August 1, 2021
By Martyn Herman
TOKYO (Reuters) – They say if you can’t stand the heat then get out of the kitchen, but British BMX freestyler Charlotte Worthington was as cool as a cucumber on baking Tokyo morning to claim a dramatic Olympic gold medal on Sunday.
With temperatures soaring into the high 30s the former Mexican restaurant chef gambled on executing a trick never managed before in a female BMX competition.
When she crash-landed painfully trying to nail a 360 degree backflip — a head-spinning move that defies the laws of physics — it appeared she had bitten off more than she could chew.
Third last out of nine after her first run and with favourite Hannah Roberts out alone at the top with 96.10 points from a sizzling first run, Worthing needed the ride of her life, and more, to topple the American.

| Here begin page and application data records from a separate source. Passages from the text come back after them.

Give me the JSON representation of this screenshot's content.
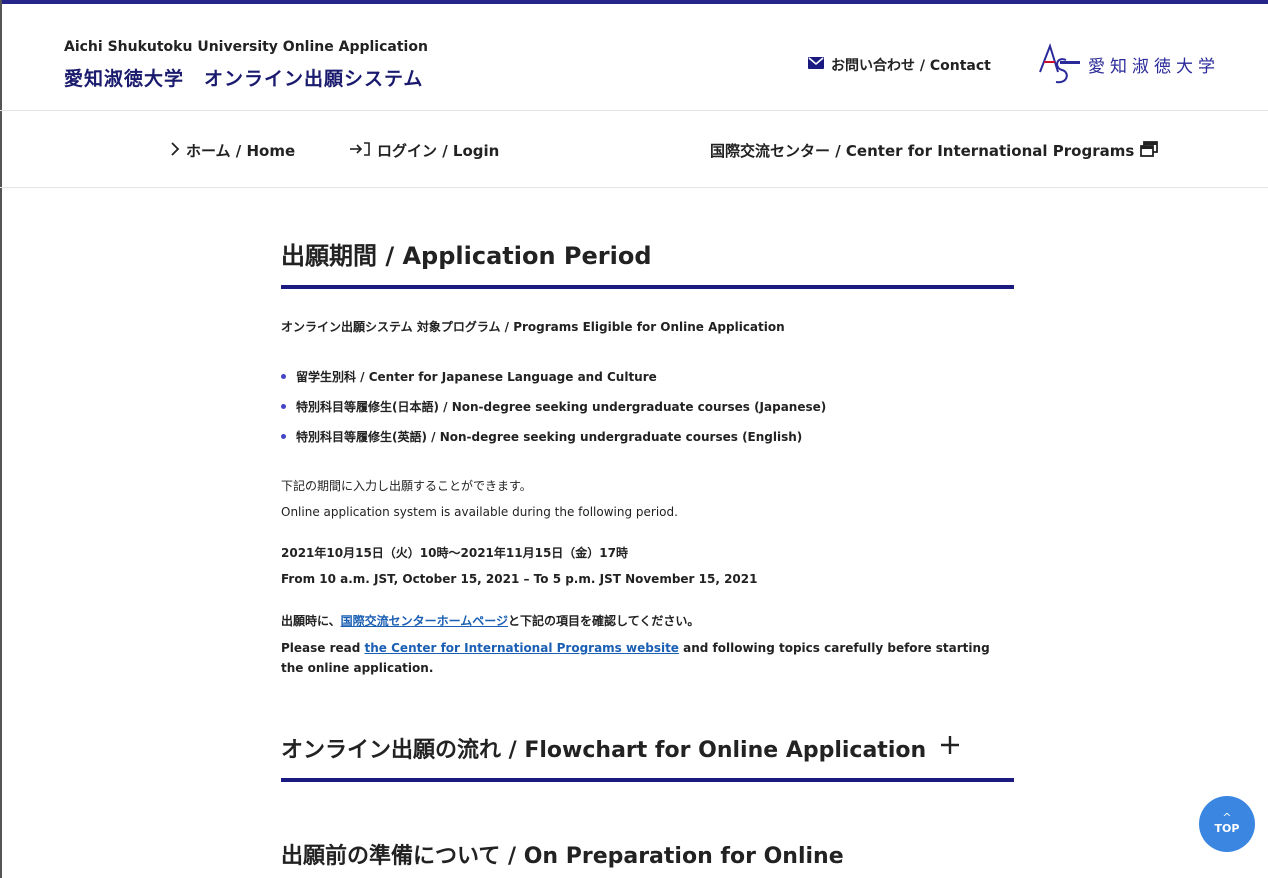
{
  "header": {
    "system_name_en": "Aichi Shukutoku University Online Application",
    "system_name_ja": "愛知淑徳大学　オンライン出願システム",
    "contact_label": "お問い合わせ / Contact",
    "logo_text": "愛知淑徳大学"
  },
  "nav": {
    "home_label": "ホーム / Home",
    "login_label": "ログイン / Login",
    "cip_label": "国際交流センター / Center for International Programs"
  },
  "main": {
    "title": "出願期間 / Application Period",
    "programs_heading": "オンライン出願システム 対象プログラム / Programs Eligible for Online Application",
    "programs": [
      "留学生別科 / Center for Japanese Language and Culture",
      "特別科目等履修生(日本語) / Non-degree seeking undergraduate courses (Japanese)",
      "特別科目等履修生(英語) / Non-degree seeking undergraduate courses (English)"
    ],
    "availability_ja": "下記の期間に入力し出願することができます。",
    "availability_en": "Online application system is available during the following period.",
    "period_ja": "2021年10月15日（火）10時～2021年11月15日（金）17時",
    "period_en": "From 10 a.m. JST, October 15, 2021 – To 5 p.m. JST November 15, 2021",
    "confirm_ja_prefix": "出願時に、",
    "confirm_ja_link": "国際交流センターホームページ",
    "confirm_ja_suffix": "と下記の項目を確認してください。",
    "confirm_en_prefix": "Please read ",
    "confirm_en_link": "the Center for International Programs website",
    "confirm_en_suffix": " and following topics carefully before starting the online application.",
    "flowchart_title": "オンライン出願の流れ / Flowchart for Online Application",
    "preparation_title": "出願前の準備について / On Preparation for Online"
  },
  "top_button": {
    "arrow": "^",
    "label": "TOP"
  },
  "colors": {
    "accent": "#1a1a80",
    "bullet": "#4545c8",
    "link": "#1a5fb4",
    "top_button": "#3a86e0"
  }
}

Undaunted, Worthington nailed the trick second time round, having kept it a closely-guarded secret all week after managing it in training this week at the Ariake Urban Sport Park.
Flowing over the ramps with moves known as barspins and tailwhips she then pulled off a forward flip that probably sealed the deal — earning her a massive 97.50 from the judges.

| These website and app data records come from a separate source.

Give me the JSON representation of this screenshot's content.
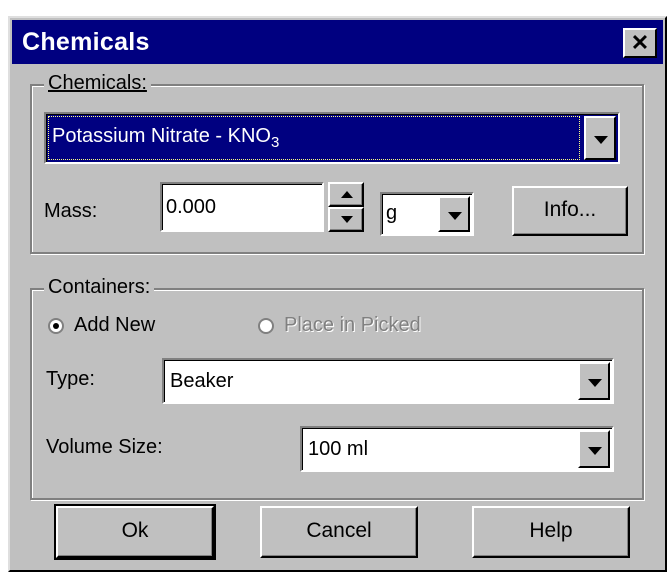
{
  "window": {
    "title": "Chemicals",
    "close_glyph": "✕"
  },
  "chemicals_group": {
    "legend": "Chemicals:",
    "selected_chemical": "Potassium Nitrate - KNO",
    "selected_chemical_subscript": "3",
    "mass_label": "Mass:",
    "mass_value": "0.000",
    "unit_value": "g",
    "info_button": "Info..."
  },
  "containers_group": {
    "legend": "Containers:",
    "radio_add_new": "Add New",
    "radio_place_in_picked": "Place in Picked",
    "add_new_selected": true,
    "type_label": "Type:",
    "type_value": "Beaker",
    "volume_label": "Volume Size:",
    "volume_value": "100 ml"
  },
  "buttons": {
    "ok": "Ok",
    "cancel": "Cancel",
    "help": "Help"
  },
  "colors": {
    "titlebar": "#000080",
    "face": "#c0c0c0",
    "selection": "#000080"
  }
}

“It was incredible. I’ve not been doing that trick for that long, but we’ve been trying to find that big banger trick and when we found it we were like, ‘I think this is the one’,” Worthington said after snatching gold out of the fire.
It was a stupendous moment of sporting drama — an athlete staking everything on gold or nothing.
“We set the target of the gold medal and it was either go big or go home,” Worthington, who used to slave away 40 hours a week in a Manchester restaurant cooking fajitas, told reporters.
“I’ve learned in the years prior to this when competing that if you gamble and give yourself that chance then it can pay off and you’ll feel better than if you hold back.”
After such a heavy fall in her first run, Worthington showed great composure to try the stunt again — one she had managed a “few times” on the more forgiving rubber surface in training.
She said her coach Jamie Bestwick, a trailblazer in BMX freestyle, had given her some simple advice.
“Our mantra throughout this whole thing has just been ‘breath’, she said. “I know I can physically do the tricks, you just need to be mentally calm.”
British Cycling invests huge amounts of money into track cycling, which starts on Monday, but the performances of the BMX riders had been a revelation.
Worthington’s gold in the Olympics debut for freestyle came after Bethany Shriever won the BMX women’s race and Kye Whyte took a silver. Declan Brooks then added a bronze as he also performed marvels at the BMX park on Sunday.
“I’ve just cried for the last couple of minutes,” the 25-year-old Brooks said. “I hope a lot of people in Britain and the world have watched us and think, ‘that’s pretty cool”.
(Reporting by Martyn Herman; Editing by Shri Navaratnam)